Write down each of the records again, exactly and in full.

Top of Input records

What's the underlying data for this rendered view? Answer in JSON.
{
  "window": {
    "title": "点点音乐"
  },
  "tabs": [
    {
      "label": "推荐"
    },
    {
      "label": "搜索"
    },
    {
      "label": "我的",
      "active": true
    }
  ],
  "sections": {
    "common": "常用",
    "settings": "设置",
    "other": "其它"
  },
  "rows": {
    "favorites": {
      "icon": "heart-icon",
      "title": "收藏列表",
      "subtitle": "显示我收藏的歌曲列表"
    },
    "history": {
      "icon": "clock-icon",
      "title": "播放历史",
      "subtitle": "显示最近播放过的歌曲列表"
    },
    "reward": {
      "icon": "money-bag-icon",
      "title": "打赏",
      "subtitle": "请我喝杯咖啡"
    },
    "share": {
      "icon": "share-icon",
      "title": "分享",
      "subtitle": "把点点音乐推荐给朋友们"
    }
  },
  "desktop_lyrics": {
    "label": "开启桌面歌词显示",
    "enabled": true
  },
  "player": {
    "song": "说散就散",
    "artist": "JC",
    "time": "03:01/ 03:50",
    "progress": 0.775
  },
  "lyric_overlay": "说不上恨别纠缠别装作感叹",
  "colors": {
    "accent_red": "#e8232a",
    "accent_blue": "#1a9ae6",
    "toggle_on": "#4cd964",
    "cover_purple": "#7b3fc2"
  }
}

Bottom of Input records

### Written answer:
What's the underlying data for this rendered view? Answer in JSON.
{
  "window": {
    "title": "点点音乐"
  },
  "tabs": [
    {
      "label": "推荐"
    },
    {
      "label": "搜索"
    },
    {
      "label": "我的",
      "active": true
    }
  ],
  "sections": {
    "common": "常用",
    "settings": "设置",
    "other": "其它"
  },
  "rows": {
    "favorites": {
      "icon": "heart-icon",
      "title": "收藏列表",
      "subtitle": "显示我收藏的歌曲列表"
    },
    "history": {
      "icon": "clock-icon",
      "title": "播放历史",
      "subtitle": "显示最近播放过的歌曲列表"
    },
    "reward": {
      "icon": "money-bag-icon",
      "title": "打赏",
      "subtitle": "请我喝杯咖啡"
    },
    "share": {
      "icon": "share-icon",
      "title": "分享",
      "subtitle": "把点点音乐推荐给朋友们"
    }
  },
  "desktop_lyrics": {
    "label": "开启桌面歌词显示",
    "enabled": true
  },
  "player": {
    "song": "说散就散",
    "artist": "JC",
    "time": "03:01/ 03:50",
    "progress": 0.775
  },
  "lyric_overlay": "说不上恨别纠缠别装作感叹",
  "colors": {
    "accent_red": "#e8232a",
    "accent_blue": "#1a9ae6",
    "toggle_on": "#4cd964",
    "cover_purple": "#7b3fc2"
  }
}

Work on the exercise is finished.